for not using magic -- or least not one that's convinced me -- and we've heard her ask a few times.
And we've seen that many times, her use of powerful magic has been necessary in the sense that it's
helped saved lives (or souls) or helped to get the big bad. So the characters and audience members
haven't even been given a clear message that powerful magic is necessarily dangerous.
I don't know... my inclination is to think that there's just been inconsistency, especially this season,
in how magic is presented. And that would be otherwise fine, if now it didn't seem like we were
supposed to be seeing these universal kinds of rules, e.g., magic always carries a price -- it hasn't
always seemed to.
Re: I wish BtVS were that consistent. -- John, 12:25:55 03/04/02 Mon
Well, I strongly disagree about the inconsistencey; that's why I brought in earlier episodes. 'Dark
Age' is from Season Two, yet the message of the episode is quite clearly that magic is dangerous, and
has consequences: also the message of Season 6. Neither Giles nor Tara never tried to imbue Willow
with their ethical code, because they always believed she was responsible: "she of the level
head". However he had disregarded, or was blind to, her vulnerabilities.
[> [> [>
We agree about Giles, but... -- yez, 13:51:27 03/04/02 Mon
I agree we've been shown many instances when magic has been dangerous, but I think the lesson
Willow learned -- and I don't blame her -- was that magic is dangerous when it's not done properly in
the technical sense. When spells aren't executed properly, for example, or the wrong spell is chosen.
I think that's her personality -- "I can do my homework, I can learn it, I can master it, I can
execute it perfectly, trust me nothing will go wrong."

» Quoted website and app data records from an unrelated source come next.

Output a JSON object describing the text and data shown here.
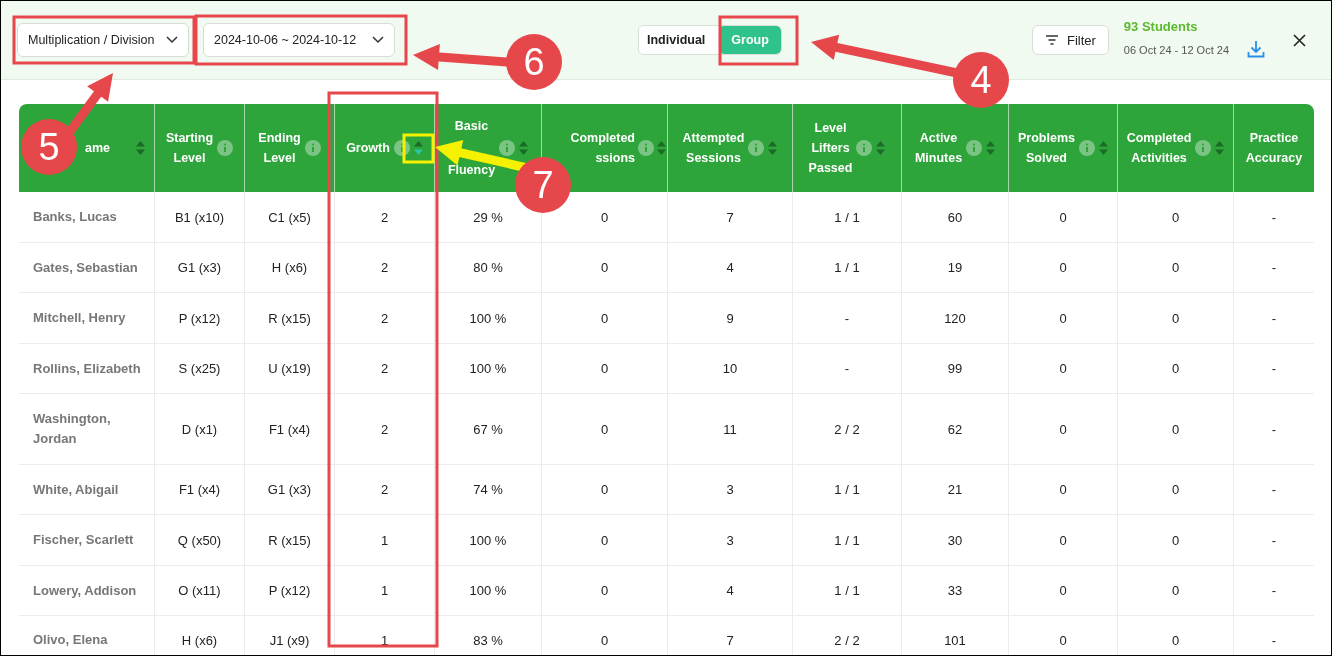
{
  "toolbar": {
    "operation_dropdown": "Multiplication / Division",
    "date_range_dropdown": "2024-10-06 ~ 2024-10-12",
    "view_tabs": [
      {
        "label": "Individual",
        "selected": false
      },
      {
        "label": "Group",
        "selected": true
      }
    ],
    "filter_button": "Filter",
    "student_count": "93 Students",
    "date_summary": "06 Oct 24 - 12 Oct 24"
  },
  "table": {
    "columns": [
      {
        "label": "ame",
        "info": false,
        "sortable": true,
        "sorted": false
      },
      {
        "label": "Starting Level",
        "info": true,
        "sortable": false
      },
      {
        "label": "Ending Level",
        "info": true,
        "sortable": false
      },
      {
        "label": "Growth",
        "info": true,
        "sortable": true,
        "sorted": true
      },
      {
        "label": "Basic Fluency",
        "info": true,
        "sortable": true,
        "sorted": false
      },
      {
        "label": "Completed ssions",
        "info": true,
        "sortable": true,
        "sorted": false
      },
      {
        "label": "Attempted Sessions",
        "info": true,
        "sortable": true,
        "sorted": false
      },
      {
        "label": "Level Lifters Passed",
        "info": true,
        "sortable": true,
        "sorted": false
      },
      {
        "label": "Active Minutes",
        "info": true,
        "sortable": true,
        "sorted": false
      },
      {
        "label": "Problems Solved",
        "info": true,
        "sortable": true,
        "sorted": false
      },
      {
        "label": "Completed Activities",
        "info": true,
        "sortable": true,
        "sorted": false
      },
      {
        "label": "Practice Accuracy",
        "info": false,
        "sortable": false
      }
    ],
    "rows": [
      [
        "Banks, Lucas",
        "B1 (x10)",
        "C1 (x5)",
        "2",
        "29 %",
        "0",
        "7",
        "1 / 1",
        "60",
        "0",
        "0",
        "-"
      ],
      [
        "Gates, Sebastian",
        "G1 (x3)",
        "H (x6)",
        "2",
        "80 %",
        "0",
        "4",
        "1 / 1",
        "19",
        "0",
        "0",
        "-"
      ],
      [
        "Mitchell, Henry",
        "P (x12)",
        "R (x15)",
        "2",
        "100 %",
        "0",
        "9",
        "-",
        "120",
        "0",
        "0",
        "-"
      ],
      [
        "Rollins, Elizabeth",
        "S (x25)",
        "U (x19)",
        "2",
        "100 %",
        "0",
        "10",
        "-",
        "99",
        "0",
        "0",
        "-"
      ],
      [
        "Washington, Jordan",
        "D (x1)",
        "F1 (x4)",
        "2",
        "67 %",
        "0",
        "11",
        "2 / 2",
        "62",
        "0",
        "0",
        "-"
      ],
      [
        "White, Abigail",
        "F1 (x4)",
        "G1 (x3)",
        "2",
        "74 %",
        "0",
        "3",
        "1 / 1",
        "21",
        "0",
        "0",
        "-"
      ],
      [
        "Fischer, Scarlett",
        "Q (x50)",
        "R (x15)",
        "1",
        "100 %",
        "0",
        "3",
        "1 / 1",
        "30",
        "0",
        "0",
        "-"
      ],
      [
        "Lowery, Addison",
        "O (x11)",
        "P (x12)",
        "1",
        "100 %",
        "0",
        "4",
        "1 / 1",
        "33",
        "0",
        "0",
        "-"
      ],
      [
        "Olivo, Elena",
        "H (x6)",
        "J1 (x9)",
        "1",
        "83 %",
        "0",
        "7",
        "2 / 2",
        "101",
        "0",
        "0",
        "-"
      ]
    ]
  },
  "annotations": [
    {
      "kind": "frame",
      "color": "#e5474b"
    },
    {
      "kind": "frame",
      "color": "#e5474b"
    },
    {
      "kind": "frame",
      "color": "#e5474b"
    },
    {
      "kind": "frame",
      "color": "#e5474b"
    },
    {
      "kind": "frame",
      "color": "#f5f100"
    },
    {
      "kind": "arrow",
      "color": "#e5474b"
    },
    {
      "kind": "arrow",
      "color": "#e5474b"
    },
    {
      "kind": "arrow",
      "color": "#e5474b"
    },
    {
      "kind": "arrow",
      "color": "#f5f100"
    },
    {
      "kind": "marker",
      "color": "#e5474b",
      "number": "5"
    },
    {
      "kind": "marker",
      "color": "#e5474b",
      "number": "6"
    },
    {
      "kind": "marker",
      "color": "#e5474b",
      "number": "4"
    },
    {
      "kind": "marker",
      "color": "#e5474b",
      "number": "7"
    }
  ]
}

Where the inconsistencies come in, IMHO, is in the "magic *always* has its price" dept.,
because I don't think the consequences have always been apparent, if they've been there at all --
unless you count Willow's addiction. But that's a bit of a catch-22.
Or maybe you can draw the parallel to medication -- some drugs have side effects so mild as to be
unnoticeable, while some have side effects that can kill you, while others generate side effects that
take years to catch up to you. And taking the medicine (doing the magic) is essentially a cost-benefit
| More March 2002